Donald Trump’s ever-shifting call for a discriminatory ‘Muslim registry’ has led to the fitting invocation of Martin Niemöller’s poem, “First They Came”, as well as the misguided creation of Register US, a website whose unidentified authors call on Americans to enter their personal details and pledge to ‘register as Muslim’ should Trump follow through with his proposal to forcefully catalogue Muslims. Filmmaker Michael Moore, and senior writer at Newsweek, Kurt Eichenwald, even promised, should Trump’s administration create a Muslim registry, to convert to Islam and “sign up”.
As of publication, there have been at least two vague surveillance program concepts floated by Donald Trump—one which would target Muslim-Americans, and one that would instead focus on Muslim immigrants entering the United States. There have been no specific explanations offered as to how either of these proposals would be implemented, nor has any member of Trump’s administration confirmed who exactly will be cataloged. Nevertheless, the prospects are certainly terrifying, regardless of what Muslim community will be at the mercy of the state’s surveillance apparatus.
Like much of Donald Trump’s platform, the concept of a Muslim registry is borrowed, in this case from The National Security Entry-Exit Registration System (NSEERS), which was inaugurated in 2002, thanks to the War on Terror. According to a report from Penn State Law, The NSEERS Effect: A Decade of Racial Profiling, Fear, and Secrecy, “the most controversial piece of NSEERS required non-immigrant males who were 16 years of age and older from 25 specific countries to register at local immigration offices for fingerprinting, photographs, and lengthy, invasive interrogations”, and violators were fined and in some cases even deported—but for North Korea, every country on the NSEERS list has a majority Muslim population, most of them Arab. The civil rights organization South Asian Americans Leading Together (SAALT) released a statement in May 2012 calling for the Department of Homeland Security to dismantle the NSEERS after the Obama administration announced that it would not terminate the program. With this in mind, it is more than possible for Trump’s administration to bring NSEERS back to life. CNN received information from “a source familiar with the incoming administration” who claimed that “there will be a database and it’ll be similar to the National Security Entry-Exit Registration System (NSEERS).”
Open campaign hostility aimed at Muslims has arguably influenced attacks against mosques, women wearing the hijab, and even members of the Sikh community who are associated with Muslims based on their religious dress. In late March, research from a YouGov/HuffPost poll revealed that “most Americans (51%) now support banning Muslims entering the United States.” Imraan Siddiqi, Executive Director of CAIR-Arizona, tells Mondoweiss that he’s “this is a time where we have to channel fear and concern into organizing.” “It’s going to take a multi-faceted effort to stand up against draconian policies that may be coming down the pipeline,” Siddiqi went on to say.

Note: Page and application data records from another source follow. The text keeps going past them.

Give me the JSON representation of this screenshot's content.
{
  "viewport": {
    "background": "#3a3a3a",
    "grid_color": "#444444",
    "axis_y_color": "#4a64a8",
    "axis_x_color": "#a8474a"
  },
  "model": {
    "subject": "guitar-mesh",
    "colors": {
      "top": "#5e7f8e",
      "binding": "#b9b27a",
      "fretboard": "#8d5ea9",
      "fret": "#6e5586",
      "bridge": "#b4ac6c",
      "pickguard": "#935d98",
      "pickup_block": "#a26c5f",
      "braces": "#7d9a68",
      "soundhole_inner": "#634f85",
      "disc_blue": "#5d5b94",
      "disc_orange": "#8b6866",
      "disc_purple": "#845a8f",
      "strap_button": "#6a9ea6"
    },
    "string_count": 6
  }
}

He argues that rather than standing back “we have to strengthen our bonds with allies, engage with our elected officials and continue to support institutions that will challenge these abuses through the legal system.” Siddiqi finds that based on past statements made by Trump and his transition team, there is a legitimate concern regarding heightened surveillance of the Muslim-American community, and Muslim institutions. “We’ve seen this type of policy play out during the Patriot Act, so nothing is out of the realm of possibility. But rather than sitting in fear, we have to ensure that we stand up for our rights—even during the darkest times.” In terms of what allies can do, Siddiqi recommends that non-Muslims lend support to the ACLU, CAIR chapters, and similar organizations. “Interfaith partners can build task forces and coalitions—and educate the public, and apply pressure to elected officials representing large groups of people,” Siddiqi tells Mondoweiss.
Sana Saeed, a journalist based in San Francisco, tells Mondoweiss that the fear she is seeing in her community “is real and devastating.” “Muslims should absolutely be be worried about a so-called Muslim registry while being aware that not only have we had it before in the form of NSEER (and most recently HR-158) but also that the government has been keeping files on countless Muslims, Muslim communities for well over decade,” Saeed says. “Chances are that the Trump registry will resemble NSEER [meaning it would target immigrants] so it can bypass the unconstitutionality of ‘religious tests’. That doesn’t mean citizens should breathe out a sigh of relief and further create a dichotomy between citizen and immigrant.”
Saeed hopes that the Muslim community uses this opportunity to form coalitions with other communities “especially undocumented immigrants who are also facing the threat of deportation, [because both] struggles will, as they have for a long time, overlap.”
Any response to Donald Trump’s registry proposal, if it is to have any impact, should keep in mind the existence of a state surveillance apparatus that has long focused on Muslims, both at home and abroad. We can’t fight against one arm of this apparatus and neglect the system itself. It must all come down.